They walked in silence for a time, following the tracks in the snow back toward the Holt. It was only as they came into sight of the hometrees that something else occurred to the boy.
“Father,” Rill asked, as Suddendusk. “When Mother sent at me before she left, it felt like a memory-send. It was, wasn’t it?”
Suddendusk’s smile was slow and satisfied, and Rill knew he’d been right to ask. His father’s odd reference to his mother having had had reason to be angry with Rill had been like words in one of Suddendusk’s snares. Suddendusk sometimes did that, seeded what he said with hints of what he wanted to discuss next and then waiting to see if his son were clever enough or alert enough to take the bait.
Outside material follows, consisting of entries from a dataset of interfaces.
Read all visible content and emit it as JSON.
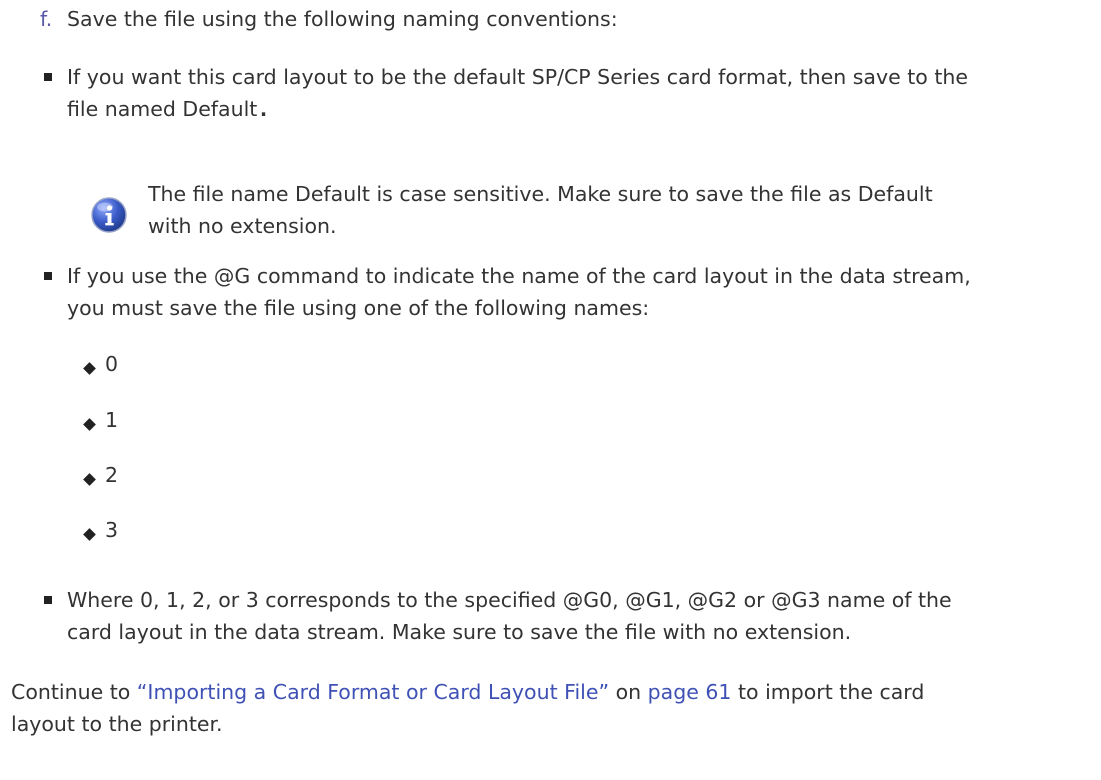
{
  "step": {
    "letter": "f.",
    "text": "Save the file using the following naming conventions:"
  },
  "bullet1": {
    "line1": "If you want this card layout to be the default SP/CP Series card format, then save to the",
    "line2": "file named Default",
    "line2_end": "."
  },
  "note": {
    "icon": "info-icon",
    "line1": "The file name Default is case sensitive. Make sure to save the file as Default",
    "line2": "with no extension."
  },
  "bullet2": {
    "line1": "If you use the @G command to indicate the name of the card layout in the data stream,",
    "line2": "you must save the file using one of the following names:"
  },
  "names": [
    "0",
    "1",
    "2",
    "3"
  ],
  "bullet3": {
    "line1": "Where 0, 1, 2, or 3 corresponds to the specified @G0, @G1, @G2 or @G3 name of the",
    "line2": "card layout in the data stream. Make sure to save the file with no extension."
  },
  "continue": {
    "prefix": "Continue to ",
    "link_text": "“Importing a Card Format or Card Layout File”",
    "mid": " on ",
    "page_link": "page 61",
    "suffix": " to import the card",
    "line2": "layout to the printer."
  },
  "colors": {
    "text": "#333333",
    "link": "#3f51b5",
    "step_letter": "#5a5aa8",
    "info_icon": "#3a5bc7"
  }
}
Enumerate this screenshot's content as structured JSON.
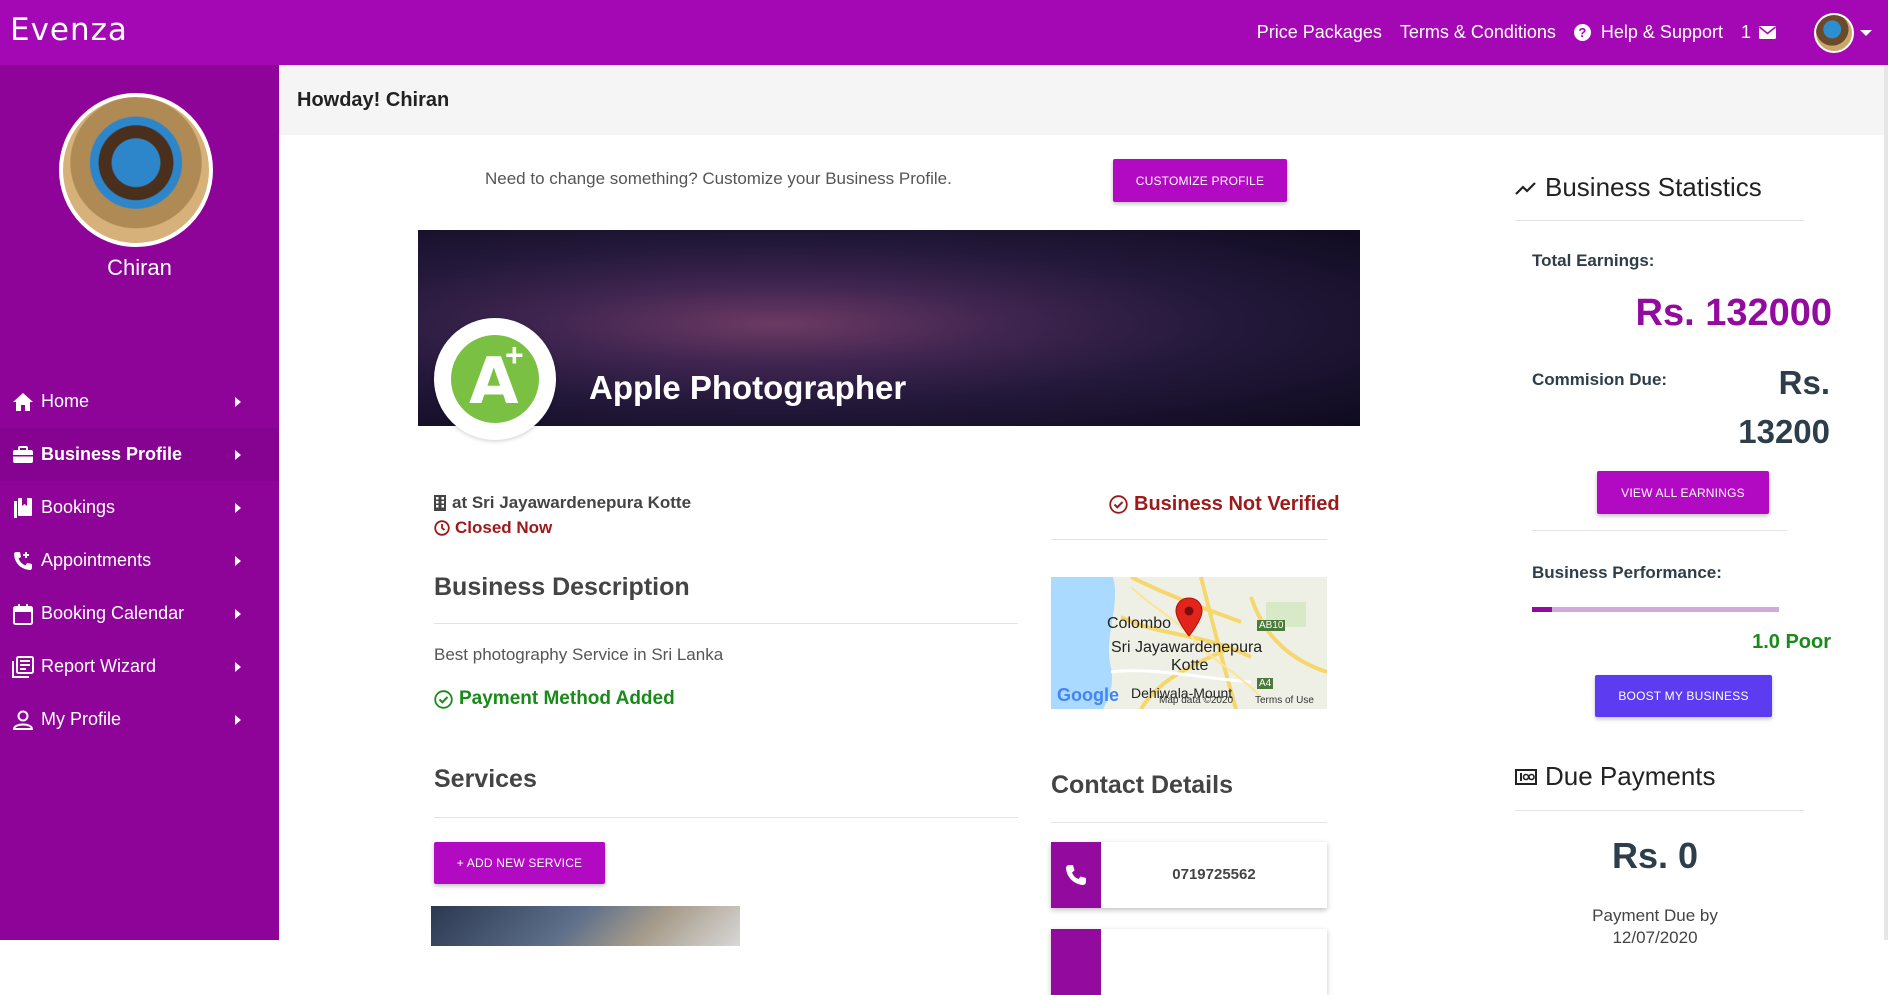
{
  "topbar": {
    "brand": "Evenza",
    "links": {
      "price_packages": "Price Packages",
      "terms": "Terms & Conditions",
      "help": "Help & Support"
    },
    "mail_count": "1",
    "bg_color": "#a408b5"
  },
  "sidebar": {
    "user_name": "Chiran",
    "items": [
      {
        "label": "Home",
        "icon": "home-icon"
      },
      {
        "label": "Business Profile",
        "icon": "briefcase-icon",
        "active": true
      },
      {
        "label": "Bookings",
        "icon": "book-icon"
      },
      {
        "label": "Appointments",
        "icon": "phone-icon"
      },
      {
        "label": "Booking Calendar",
        "icon": "calendar-icon"
      },
      {
        "label": "Report Wizard",
        "icon": "report-icon"
      },
      {
        "label": "My Profile",
        "icon": "person-icon"
      }
    ]
  },
  "main": {
    "greeting": "Howday! Chiran",
    "customize_text": "Need to change something? Customize your Business Profile.",
    "customize_button": "CUSTOMIZE PROFILE",
    "business_name": "Apple Photographer",
    "location": "at Sri Jayawardenepura Kotte",
    "open_status": "Closed Now",
    "verification": "Business Not Verified",
    "description_heading": "Business Description",
    "description": "Best photography Service in Sri Lanka",
    "payment_status": "Payment Method Added",
    "services_heading": "Services",
    "add_service_button": "+ ADD NEW SERVICE",
    "contact_heading": "Contact Details",
    "phone": "0719725562",
    "map": {
      "city_label": "Colombo",
      "area_label_1": "Sri Jayawardenepura",
      "area_label_2": "Kotte",
      "lower_label": "Dehiwala-Mount",
      "road_tag_1": "AB10",
      "road_tag_2": "A4",
      "google": "Google",
      "map_data": "Map data ©2020",
      "terms": "Terms of Use"
    }
  },
  "stats": {
    "title": "Business Statistics",
    "total_earnings_label": "Total Earnings:",
    "total_earnings": "Rs. 132000",
    "commission_label": "Commision Due:",
    "commission_due": "Rs. 13200",
    "view_earnings_button": "VIEW ALL EARNINGS",
    "performance_label": "Business Performance:",
    "performance_value": "1.0 Poor",
    "performance_fraction": 0.08,
    "boost_button": "BOOST MY BUSINESS",
    "due_title": "Due Payments",
    "due_amount": "Rs. 0",
    "due_by_label": "Payment Due by",
    "due_date": "12/07/2020"
  },
  "colors": {
    "accent": "#930a9e",
    "button_purple": "#b20ac2",
    "button_blue": "#5c3bf0",
    "success": "#1a8a1a",
    "danger": "#9c1a1a"
  }
}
"I remember many of us having this same conversation with your mother, when your mother was a cub your age. And your mother never listened. She was like your grandfather True Edge, always knowing her own way to be right and true, despite anyone else’s advice. She always snuck rides on her first Growler, no matter how often her own parents caught her at it, or other elders cuffed her ears for it. And Growler eventually paid the price. He was slow and crippled in his last years of life, and try as hard as his game heart would, there came a time when he couldn’t keep up with the pack. Even a simple walk to the riverside was hard on his old bones. I doubt your mother even consciously remembers Growler’s last seasons, but even when we’re deep in the Now, we never truly forget those we have loved.”
Suddendusk looked thoughtful. Rill walked beside his father and waited, intensely curious about what his father might say next. It was always strange and wonderful to get glimpses of his parents as they had once been -– little cubs, just like him.
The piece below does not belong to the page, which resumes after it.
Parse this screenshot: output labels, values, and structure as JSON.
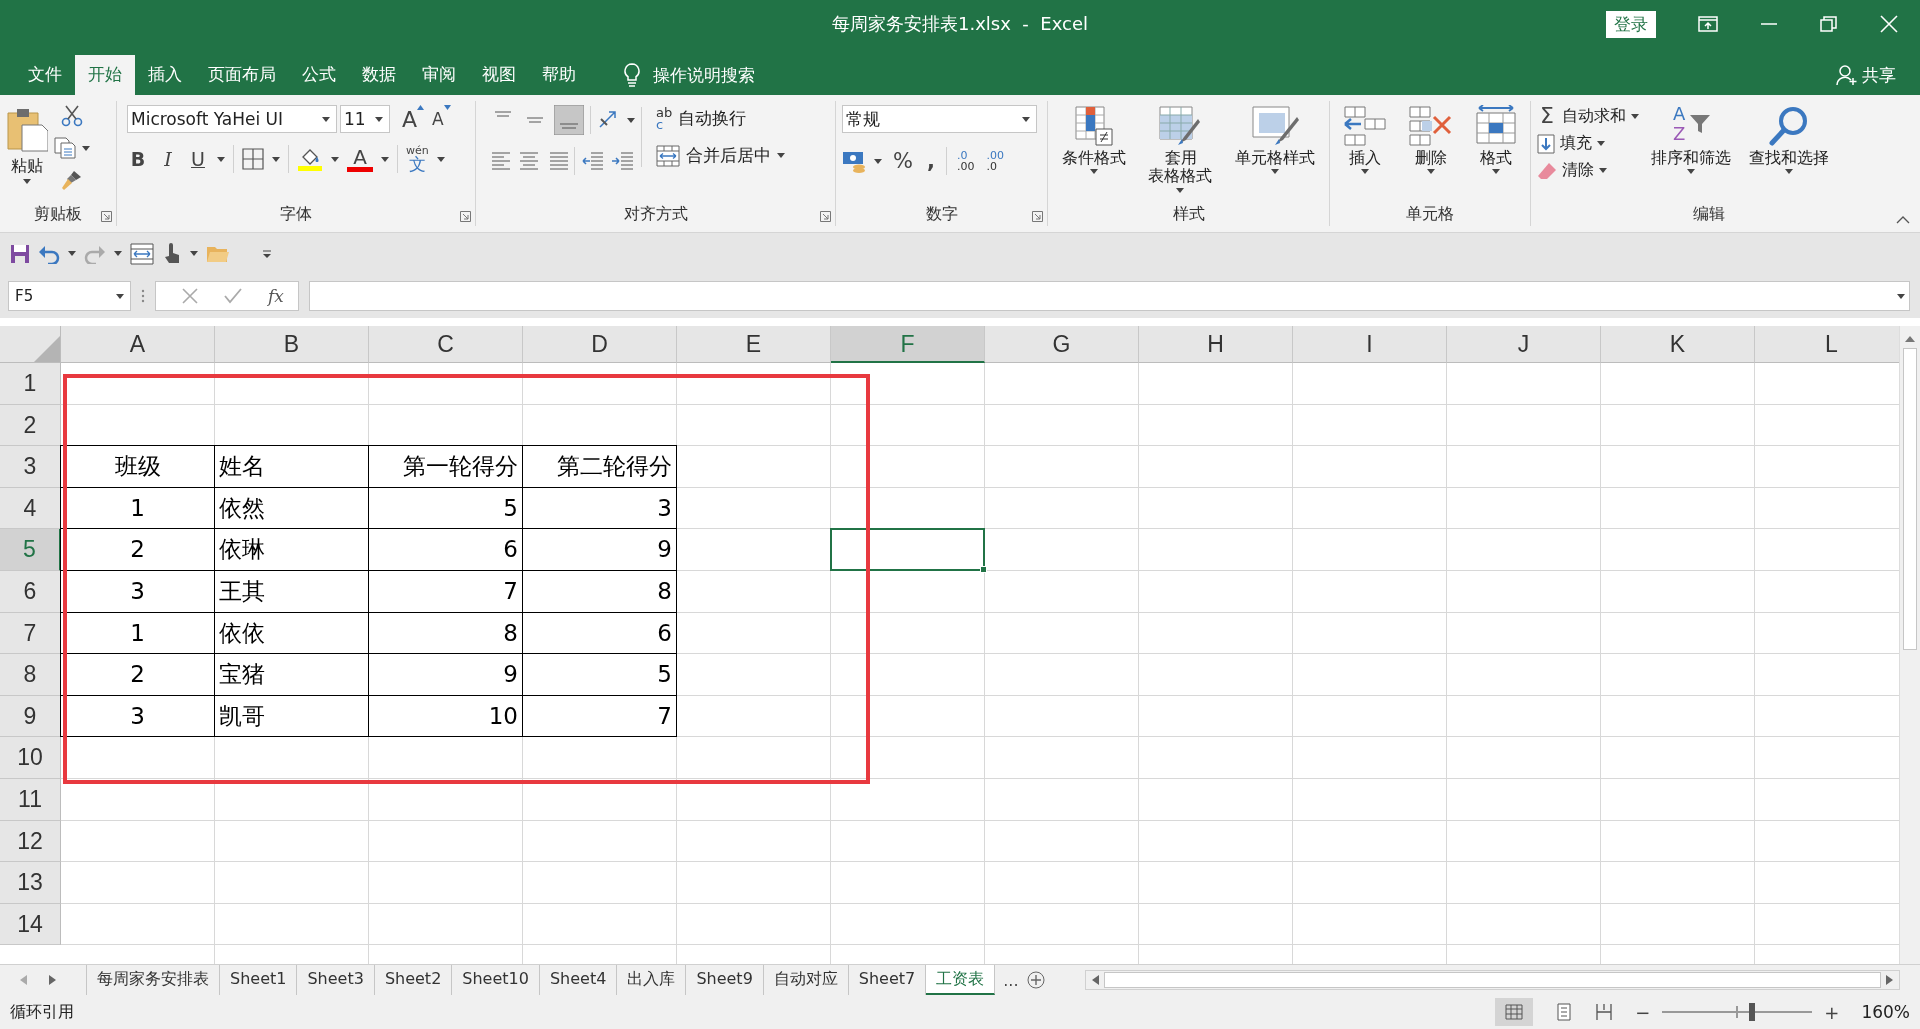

“You are not your mother,” Suddendusk finally said, as the hometrees grew visible through the trees ahead of them. “As a child, she would never stop riding her wolf-friend, because she couldn’t understand a future she couldn’t imagine. I do not doubt how much your mother loved her first wolf-friend, just as I don’t doubt your love for Softjoy. Yet you have my strengths as well as your mother’s. You can choose to be patient, in a way which she could not, at your age. So can you do the right thing, the patient thing? Can you do that, my son?”
It was easier to take his mother’s stinging cuffs to the ear than it was to face this sober, gentle faith of his father’s. Rill took a deep breath and watched Softjoy’s buoyant trot as she nosed into a snowdrift at the foot of the Father Tree. He thought of the sad, crippled wolf-friend of his mother’s past, and of the terribly long wait it would be until late spring. Then he met his father’s waiting gaze, and nodded.
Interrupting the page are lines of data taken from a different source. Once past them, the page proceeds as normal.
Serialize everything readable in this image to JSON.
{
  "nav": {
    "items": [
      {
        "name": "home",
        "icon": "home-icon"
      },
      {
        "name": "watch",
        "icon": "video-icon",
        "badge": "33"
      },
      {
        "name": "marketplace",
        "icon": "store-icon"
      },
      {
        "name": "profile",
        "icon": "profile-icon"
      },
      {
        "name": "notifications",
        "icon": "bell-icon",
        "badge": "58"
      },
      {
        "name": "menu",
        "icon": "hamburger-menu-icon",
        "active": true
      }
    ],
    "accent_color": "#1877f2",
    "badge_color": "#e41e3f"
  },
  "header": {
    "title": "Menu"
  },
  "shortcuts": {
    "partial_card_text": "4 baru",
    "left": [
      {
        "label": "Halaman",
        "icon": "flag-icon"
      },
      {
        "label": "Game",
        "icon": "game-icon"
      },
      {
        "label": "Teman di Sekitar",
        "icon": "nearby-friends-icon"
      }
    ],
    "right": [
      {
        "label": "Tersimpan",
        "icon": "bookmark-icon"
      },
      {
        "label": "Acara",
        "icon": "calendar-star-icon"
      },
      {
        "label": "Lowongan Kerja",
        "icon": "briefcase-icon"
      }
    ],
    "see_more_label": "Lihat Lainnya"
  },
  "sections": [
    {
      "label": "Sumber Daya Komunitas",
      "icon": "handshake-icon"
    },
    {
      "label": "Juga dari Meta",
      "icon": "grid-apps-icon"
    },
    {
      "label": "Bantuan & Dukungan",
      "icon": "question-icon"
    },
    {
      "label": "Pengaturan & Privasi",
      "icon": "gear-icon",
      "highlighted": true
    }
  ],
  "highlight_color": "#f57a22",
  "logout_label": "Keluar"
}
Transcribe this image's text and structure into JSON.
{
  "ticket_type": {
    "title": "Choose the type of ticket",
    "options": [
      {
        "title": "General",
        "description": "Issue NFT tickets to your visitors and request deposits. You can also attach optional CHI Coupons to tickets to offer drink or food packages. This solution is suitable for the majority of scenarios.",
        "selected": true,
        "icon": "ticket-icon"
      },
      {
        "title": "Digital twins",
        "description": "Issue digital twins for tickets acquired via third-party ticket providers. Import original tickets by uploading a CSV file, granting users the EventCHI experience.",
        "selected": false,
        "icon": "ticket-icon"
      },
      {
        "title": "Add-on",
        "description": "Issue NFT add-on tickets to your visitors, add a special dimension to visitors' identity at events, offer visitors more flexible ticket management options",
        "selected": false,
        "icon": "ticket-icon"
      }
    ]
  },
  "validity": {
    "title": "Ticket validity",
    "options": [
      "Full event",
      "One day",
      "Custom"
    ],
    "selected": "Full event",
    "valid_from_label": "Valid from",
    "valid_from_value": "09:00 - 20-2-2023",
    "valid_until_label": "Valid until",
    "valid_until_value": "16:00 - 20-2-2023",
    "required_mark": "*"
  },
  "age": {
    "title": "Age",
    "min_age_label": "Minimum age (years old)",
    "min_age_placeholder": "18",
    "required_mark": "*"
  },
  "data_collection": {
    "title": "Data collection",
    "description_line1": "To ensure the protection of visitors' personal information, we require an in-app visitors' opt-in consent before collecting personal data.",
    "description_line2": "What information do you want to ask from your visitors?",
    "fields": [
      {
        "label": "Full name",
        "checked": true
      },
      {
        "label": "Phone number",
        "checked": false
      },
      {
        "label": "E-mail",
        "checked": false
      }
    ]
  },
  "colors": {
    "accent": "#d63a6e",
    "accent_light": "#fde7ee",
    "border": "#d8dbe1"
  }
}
“I won’t ride Softjoy again,” he promised solemnly. “Not until the Chief says she’s ready to carry me.”
Suddendusk’s smile was as bright as the crisp winter sunlight, and his single green eye danced. He squeezed Rill’s shoulder once, with warmth. “That’s my boy,” Suddendusk murmured with pride.
Rill couldn’t help but smile himself, even though he knew that it would just be forever that he’d be left waiting. But late spring would come eventually It had to. And Rill was determined that he would be strong enough to be patient that long, no matter how hard a wait it would be.